- Exercise -
Please write each record out again word for word.

(Dataset rows for apps and sites)
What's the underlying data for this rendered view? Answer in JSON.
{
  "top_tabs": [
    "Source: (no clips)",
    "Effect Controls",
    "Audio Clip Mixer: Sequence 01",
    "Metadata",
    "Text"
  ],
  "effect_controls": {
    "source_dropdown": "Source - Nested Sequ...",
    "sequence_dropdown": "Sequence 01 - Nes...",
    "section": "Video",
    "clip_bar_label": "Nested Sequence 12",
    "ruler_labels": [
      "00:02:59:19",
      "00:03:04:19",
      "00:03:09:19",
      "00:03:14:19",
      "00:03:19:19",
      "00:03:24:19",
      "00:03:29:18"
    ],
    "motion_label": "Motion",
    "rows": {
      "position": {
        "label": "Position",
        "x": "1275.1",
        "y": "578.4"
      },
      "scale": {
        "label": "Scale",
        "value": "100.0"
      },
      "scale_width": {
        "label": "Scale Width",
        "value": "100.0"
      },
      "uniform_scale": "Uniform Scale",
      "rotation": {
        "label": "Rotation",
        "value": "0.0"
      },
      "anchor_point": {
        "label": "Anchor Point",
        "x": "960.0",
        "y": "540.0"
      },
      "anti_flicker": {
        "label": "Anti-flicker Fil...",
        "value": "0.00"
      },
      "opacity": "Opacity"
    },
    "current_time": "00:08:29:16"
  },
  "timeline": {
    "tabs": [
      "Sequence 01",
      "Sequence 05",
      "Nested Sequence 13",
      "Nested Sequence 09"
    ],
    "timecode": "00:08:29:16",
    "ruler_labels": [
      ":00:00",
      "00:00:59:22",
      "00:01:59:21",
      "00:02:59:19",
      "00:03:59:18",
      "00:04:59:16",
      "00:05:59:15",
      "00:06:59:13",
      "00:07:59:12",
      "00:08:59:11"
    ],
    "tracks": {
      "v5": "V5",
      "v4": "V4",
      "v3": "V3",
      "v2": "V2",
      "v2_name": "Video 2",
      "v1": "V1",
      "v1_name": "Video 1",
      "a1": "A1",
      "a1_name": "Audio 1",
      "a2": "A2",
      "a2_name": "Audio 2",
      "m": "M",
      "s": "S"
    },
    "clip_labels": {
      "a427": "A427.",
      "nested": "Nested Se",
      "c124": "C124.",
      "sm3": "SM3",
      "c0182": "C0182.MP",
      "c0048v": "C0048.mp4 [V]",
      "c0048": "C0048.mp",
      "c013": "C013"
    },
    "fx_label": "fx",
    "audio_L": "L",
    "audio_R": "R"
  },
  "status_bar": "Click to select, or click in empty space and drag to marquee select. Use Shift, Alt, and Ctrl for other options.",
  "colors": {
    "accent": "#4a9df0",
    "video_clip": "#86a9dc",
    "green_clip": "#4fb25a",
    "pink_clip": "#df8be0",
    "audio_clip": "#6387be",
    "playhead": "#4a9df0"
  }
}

- Solution -
What's the underlying data for this rendered view? Answer in JSON.
{
  "top_tabs": [
    "Source: (no clips)",
    "Effect Controls",
    "Audio Clip Mixer: Sequence 01",
    "Metadata",
    "Text"
  ],
  "effect_controls": {
    "source_dropdown": "Source - Nested Sequ...",
    "sequence_dropdown": "Sequence 01 - Nes...",
    "section": "Video",
    "clip_bar_label": "Nested Sequence 12",
    "ruler_labels": [
      "00:02:59:19",
      "00:03:04:19",
      "00:03:09:19",
      "00:03:14:19",
      "00:03:19:19",
      "00:03:24:19",
      "00:03:29:18"
    ],
    "motion_label": "Motion",
    "rows": {
      "position": {
        "label": "Position",
        "x": "1275.1",
        "y": "578.4"
      },
      "scale": {
        "label": "Scale",
        "value": "100.0"
      },
      "scale_width": {
        "label": "Scale Width",
        "value": "100.0"
      },
      "uniform_scale": "Uniform Scale",
      "rotation": {
        "label": "Rotation",
        "value": "0.0"
      },
      "anchor_point": {
        "label": "Anchor Point",
        "x": "960.0",
        "y": "540.0"
      },
      "anti_flicker": {
        "label": "Anti-flicker Fil...",
        "value": "0.00"
      },
      "opacity": "Opacity"
    },
    "current_time": "00:08:29:16"
  },
  "timeline": {
    "tabs": [
      "Sequence 01",
      "Sequence 05",
      "Nested Sequence 13",
      "Nested Sequence 09"
    ],
    "timecode": "00:08:29:16",
    "ruler_labels": [
      ":00:00",
      "00:00:59:22",
      "00:01:59:21",
      "00:02:59:19",
      "00:03:59:18",
      "00:04:59:16",
      "00:05:59:15",
      "00:06:59:13",
      "00:07:59:12",
      "00:08:59:11"
    ],
    "tracks": {
      "v5": "V5",
      "v4": "V4",
      "v3": "V3",
      "v2": "V2",
      "v2_name": "Video 2",
      "v1": "V1",
      "v1_name": "Video 1",
      "a1": "A1",
      "a1_name": "Audio 1",
      "a2": "A2",
      "a2_name": "Audio 2",
      "m": "M",
      "s": "S"
    },
    "clip_labels": {
      "a427": "A427.",
      "nested": "Nested Se",
      "c124": "C124.",
      "sm3": "SM3",
      "c0182": "C0182.MP",
      "c0048v": "C0048.mp4 [V]",
      "c0048": "C0048.mp",
      "c013": "C013"
    },
    "fx_label": "fx",
    "audio_L": "L",
    "audio_R": "R"
  },
  "status_bar": "Click to select, or click in empty space and drag to marquee select. Use Shift, Alt, and Ctrl for other options.",
  "colors": {
    "accent": "#4a9df0",
    "video_clip": "#86a9dc",
    "green_clip": "#4fb25a",
    "pink_clip": "#df8be0",
    "audio_clip": "#6387be",
    "playhead": "#4a9df0"
  }
}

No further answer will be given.